------ THE INPUT

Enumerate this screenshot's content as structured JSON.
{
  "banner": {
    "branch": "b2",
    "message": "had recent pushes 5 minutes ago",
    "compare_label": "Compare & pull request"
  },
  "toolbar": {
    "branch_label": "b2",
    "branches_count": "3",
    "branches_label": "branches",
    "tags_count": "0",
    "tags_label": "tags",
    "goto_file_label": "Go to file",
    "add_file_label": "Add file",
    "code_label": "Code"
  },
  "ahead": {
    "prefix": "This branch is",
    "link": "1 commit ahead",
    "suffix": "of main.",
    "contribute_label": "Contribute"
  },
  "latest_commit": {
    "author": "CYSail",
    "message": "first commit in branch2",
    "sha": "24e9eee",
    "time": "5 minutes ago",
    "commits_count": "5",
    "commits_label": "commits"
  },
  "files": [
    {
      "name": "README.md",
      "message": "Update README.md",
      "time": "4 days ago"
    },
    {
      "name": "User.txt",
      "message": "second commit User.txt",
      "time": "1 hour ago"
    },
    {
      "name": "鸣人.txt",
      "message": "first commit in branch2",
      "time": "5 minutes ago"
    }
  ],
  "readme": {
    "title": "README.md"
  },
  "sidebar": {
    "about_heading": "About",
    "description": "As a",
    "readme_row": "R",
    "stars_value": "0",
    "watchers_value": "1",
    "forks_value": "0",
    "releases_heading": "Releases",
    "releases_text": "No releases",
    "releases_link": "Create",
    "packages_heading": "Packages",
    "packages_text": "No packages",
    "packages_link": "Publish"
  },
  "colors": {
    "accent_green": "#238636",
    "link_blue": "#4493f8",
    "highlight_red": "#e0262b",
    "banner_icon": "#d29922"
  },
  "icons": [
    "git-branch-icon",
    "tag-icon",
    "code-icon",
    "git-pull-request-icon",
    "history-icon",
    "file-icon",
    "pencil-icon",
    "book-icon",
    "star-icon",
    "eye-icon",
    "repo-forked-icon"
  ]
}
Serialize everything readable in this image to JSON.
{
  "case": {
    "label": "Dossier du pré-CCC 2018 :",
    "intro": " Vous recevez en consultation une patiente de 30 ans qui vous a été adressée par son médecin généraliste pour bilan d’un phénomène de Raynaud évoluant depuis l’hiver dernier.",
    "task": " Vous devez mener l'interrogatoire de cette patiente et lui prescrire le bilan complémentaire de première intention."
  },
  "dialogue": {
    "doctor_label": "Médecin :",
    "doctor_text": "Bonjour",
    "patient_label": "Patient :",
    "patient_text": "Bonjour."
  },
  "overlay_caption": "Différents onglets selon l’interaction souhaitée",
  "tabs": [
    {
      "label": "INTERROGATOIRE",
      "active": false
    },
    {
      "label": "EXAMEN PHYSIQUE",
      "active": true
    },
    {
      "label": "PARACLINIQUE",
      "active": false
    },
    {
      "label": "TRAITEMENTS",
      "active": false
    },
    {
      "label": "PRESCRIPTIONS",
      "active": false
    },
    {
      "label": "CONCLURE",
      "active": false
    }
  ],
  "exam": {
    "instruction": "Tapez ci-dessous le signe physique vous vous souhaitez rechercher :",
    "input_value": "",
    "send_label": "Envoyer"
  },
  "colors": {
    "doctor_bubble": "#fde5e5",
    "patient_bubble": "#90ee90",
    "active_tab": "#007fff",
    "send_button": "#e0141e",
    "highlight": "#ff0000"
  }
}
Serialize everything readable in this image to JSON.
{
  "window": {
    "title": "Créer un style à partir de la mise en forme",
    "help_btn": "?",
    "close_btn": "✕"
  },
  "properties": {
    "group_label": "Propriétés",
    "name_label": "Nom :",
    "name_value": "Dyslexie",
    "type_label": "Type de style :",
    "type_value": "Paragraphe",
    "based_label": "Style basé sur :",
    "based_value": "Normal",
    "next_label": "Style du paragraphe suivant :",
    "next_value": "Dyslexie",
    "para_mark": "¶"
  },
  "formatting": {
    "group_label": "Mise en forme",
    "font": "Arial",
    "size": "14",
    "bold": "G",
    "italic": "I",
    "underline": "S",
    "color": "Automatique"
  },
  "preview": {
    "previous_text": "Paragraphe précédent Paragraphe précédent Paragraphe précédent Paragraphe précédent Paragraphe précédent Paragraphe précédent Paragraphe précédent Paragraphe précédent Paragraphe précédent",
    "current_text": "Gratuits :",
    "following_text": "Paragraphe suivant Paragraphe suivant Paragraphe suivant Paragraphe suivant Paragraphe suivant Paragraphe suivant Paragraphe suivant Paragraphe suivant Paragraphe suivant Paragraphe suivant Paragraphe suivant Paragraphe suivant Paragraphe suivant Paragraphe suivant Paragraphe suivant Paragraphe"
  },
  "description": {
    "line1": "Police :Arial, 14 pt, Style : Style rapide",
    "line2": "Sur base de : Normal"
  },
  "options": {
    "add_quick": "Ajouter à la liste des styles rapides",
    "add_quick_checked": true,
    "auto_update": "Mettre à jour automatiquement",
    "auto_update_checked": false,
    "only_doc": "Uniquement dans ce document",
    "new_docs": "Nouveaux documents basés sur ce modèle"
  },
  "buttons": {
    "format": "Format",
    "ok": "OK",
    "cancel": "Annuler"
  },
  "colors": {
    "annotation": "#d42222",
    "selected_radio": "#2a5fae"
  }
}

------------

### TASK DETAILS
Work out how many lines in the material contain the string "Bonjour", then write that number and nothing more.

### TASK OUTPUT
2